#### WHAT THE TASK REQUIRES:
How many lines of these records hold the string "Copy"? Reply with the number alone.

#### DATA:
%%

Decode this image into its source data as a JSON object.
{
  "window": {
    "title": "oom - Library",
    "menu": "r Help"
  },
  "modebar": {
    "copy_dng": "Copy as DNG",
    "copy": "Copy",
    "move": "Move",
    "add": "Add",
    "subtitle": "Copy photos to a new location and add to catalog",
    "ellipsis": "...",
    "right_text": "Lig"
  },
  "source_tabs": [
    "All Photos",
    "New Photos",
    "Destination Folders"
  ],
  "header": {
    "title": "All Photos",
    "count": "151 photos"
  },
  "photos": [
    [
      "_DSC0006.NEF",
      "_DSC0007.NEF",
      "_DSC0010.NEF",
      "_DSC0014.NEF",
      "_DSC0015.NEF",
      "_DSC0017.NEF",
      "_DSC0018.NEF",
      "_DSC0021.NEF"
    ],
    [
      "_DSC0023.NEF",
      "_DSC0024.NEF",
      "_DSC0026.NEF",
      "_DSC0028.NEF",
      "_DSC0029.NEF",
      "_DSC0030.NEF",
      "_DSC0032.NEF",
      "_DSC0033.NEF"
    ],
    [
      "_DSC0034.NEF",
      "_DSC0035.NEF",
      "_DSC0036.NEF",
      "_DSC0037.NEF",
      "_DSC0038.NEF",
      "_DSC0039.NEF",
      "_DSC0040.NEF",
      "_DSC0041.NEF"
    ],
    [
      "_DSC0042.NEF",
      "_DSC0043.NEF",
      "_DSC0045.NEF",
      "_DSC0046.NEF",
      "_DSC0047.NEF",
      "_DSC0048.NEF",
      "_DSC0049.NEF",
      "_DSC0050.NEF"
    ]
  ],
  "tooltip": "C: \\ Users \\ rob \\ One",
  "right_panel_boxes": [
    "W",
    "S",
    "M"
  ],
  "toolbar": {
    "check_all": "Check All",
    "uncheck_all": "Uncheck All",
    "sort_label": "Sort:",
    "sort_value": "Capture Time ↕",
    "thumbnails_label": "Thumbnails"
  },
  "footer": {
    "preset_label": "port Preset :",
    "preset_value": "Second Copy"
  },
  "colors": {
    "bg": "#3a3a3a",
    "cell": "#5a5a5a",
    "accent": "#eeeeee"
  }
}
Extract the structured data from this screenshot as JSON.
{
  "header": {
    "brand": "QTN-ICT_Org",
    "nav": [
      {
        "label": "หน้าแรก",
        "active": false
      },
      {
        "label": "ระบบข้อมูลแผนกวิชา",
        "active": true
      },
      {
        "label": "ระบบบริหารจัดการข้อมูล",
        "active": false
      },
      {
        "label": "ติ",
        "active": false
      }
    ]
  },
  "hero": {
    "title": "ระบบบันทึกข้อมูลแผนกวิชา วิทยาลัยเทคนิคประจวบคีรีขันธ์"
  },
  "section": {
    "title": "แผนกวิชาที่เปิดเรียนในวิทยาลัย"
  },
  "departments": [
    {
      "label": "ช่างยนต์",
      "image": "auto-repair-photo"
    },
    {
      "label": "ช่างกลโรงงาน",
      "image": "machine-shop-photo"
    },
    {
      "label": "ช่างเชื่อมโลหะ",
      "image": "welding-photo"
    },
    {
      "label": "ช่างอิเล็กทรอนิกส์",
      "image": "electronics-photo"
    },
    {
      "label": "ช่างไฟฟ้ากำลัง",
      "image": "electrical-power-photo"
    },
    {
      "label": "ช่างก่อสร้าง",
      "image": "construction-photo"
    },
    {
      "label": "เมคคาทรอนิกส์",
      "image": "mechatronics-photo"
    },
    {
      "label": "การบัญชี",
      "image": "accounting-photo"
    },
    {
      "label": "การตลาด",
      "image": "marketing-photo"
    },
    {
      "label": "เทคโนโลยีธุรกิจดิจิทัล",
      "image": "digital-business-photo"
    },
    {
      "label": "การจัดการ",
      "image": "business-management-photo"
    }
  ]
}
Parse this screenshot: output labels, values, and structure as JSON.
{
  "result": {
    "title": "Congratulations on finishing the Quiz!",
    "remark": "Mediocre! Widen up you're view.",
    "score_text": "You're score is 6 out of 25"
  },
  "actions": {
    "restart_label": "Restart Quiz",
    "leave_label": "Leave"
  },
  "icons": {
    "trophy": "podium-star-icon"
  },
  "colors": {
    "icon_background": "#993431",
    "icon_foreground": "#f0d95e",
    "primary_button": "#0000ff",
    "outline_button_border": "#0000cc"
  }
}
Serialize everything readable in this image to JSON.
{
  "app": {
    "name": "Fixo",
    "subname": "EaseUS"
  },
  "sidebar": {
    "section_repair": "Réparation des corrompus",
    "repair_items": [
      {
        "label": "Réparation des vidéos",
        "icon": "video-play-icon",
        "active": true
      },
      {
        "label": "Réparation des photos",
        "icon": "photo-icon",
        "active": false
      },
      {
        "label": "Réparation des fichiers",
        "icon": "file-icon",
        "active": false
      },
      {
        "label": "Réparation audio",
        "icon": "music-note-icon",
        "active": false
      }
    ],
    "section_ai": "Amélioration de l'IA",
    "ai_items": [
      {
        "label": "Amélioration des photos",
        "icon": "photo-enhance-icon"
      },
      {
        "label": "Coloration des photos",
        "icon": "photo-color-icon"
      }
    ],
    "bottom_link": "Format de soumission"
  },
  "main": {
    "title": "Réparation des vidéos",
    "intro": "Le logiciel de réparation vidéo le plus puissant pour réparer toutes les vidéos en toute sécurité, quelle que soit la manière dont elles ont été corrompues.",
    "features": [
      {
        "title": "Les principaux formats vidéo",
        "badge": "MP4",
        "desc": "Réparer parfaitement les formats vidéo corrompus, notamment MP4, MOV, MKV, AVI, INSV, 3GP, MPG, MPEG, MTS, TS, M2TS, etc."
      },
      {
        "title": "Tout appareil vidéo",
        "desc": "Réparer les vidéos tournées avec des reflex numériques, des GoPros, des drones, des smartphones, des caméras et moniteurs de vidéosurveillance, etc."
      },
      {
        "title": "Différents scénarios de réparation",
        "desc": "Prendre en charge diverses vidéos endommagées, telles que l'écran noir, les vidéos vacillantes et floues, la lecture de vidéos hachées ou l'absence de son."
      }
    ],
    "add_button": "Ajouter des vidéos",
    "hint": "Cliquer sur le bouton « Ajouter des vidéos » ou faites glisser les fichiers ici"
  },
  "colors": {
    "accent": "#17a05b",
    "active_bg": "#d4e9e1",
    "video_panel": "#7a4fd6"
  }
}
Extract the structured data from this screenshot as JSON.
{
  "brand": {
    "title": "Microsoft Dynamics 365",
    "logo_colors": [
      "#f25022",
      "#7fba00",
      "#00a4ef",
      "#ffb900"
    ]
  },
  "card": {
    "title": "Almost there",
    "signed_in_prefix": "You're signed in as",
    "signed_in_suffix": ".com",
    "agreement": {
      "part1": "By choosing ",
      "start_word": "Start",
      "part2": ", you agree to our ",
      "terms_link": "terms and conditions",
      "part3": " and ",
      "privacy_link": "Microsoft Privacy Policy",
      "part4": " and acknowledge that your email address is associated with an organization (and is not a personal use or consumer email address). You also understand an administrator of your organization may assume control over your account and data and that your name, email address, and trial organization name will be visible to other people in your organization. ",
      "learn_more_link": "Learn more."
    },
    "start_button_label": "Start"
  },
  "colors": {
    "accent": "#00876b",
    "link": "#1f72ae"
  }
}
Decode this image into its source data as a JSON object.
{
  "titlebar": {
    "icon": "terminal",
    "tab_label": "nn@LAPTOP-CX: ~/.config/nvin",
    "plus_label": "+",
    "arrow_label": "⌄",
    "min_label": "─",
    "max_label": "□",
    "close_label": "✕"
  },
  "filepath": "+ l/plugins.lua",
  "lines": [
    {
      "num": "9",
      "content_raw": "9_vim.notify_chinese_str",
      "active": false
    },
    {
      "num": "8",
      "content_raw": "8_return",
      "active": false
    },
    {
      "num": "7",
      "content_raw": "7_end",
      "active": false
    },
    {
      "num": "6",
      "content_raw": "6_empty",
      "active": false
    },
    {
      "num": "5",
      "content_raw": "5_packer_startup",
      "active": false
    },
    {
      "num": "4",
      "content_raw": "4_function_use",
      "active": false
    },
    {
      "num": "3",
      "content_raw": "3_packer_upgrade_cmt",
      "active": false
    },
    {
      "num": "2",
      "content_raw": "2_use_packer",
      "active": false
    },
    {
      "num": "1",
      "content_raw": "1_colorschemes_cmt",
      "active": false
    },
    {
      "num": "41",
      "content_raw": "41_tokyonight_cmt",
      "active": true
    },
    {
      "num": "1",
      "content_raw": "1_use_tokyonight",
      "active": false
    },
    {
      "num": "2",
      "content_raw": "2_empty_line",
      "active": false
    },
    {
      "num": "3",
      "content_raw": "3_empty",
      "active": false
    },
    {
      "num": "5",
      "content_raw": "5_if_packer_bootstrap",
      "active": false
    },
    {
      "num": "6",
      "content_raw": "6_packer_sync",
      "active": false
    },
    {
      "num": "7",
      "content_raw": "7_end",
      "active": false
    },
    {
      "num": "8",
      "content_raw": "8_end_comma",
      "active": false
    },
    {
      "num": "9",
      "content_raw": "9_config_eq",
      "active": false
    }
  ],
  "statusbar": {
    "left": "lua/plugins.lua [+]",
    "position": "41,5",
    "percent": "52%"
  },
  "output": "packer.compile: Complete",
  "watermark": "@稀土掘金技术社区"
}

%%

#### ANSWER TO THIS EXERCISE:
4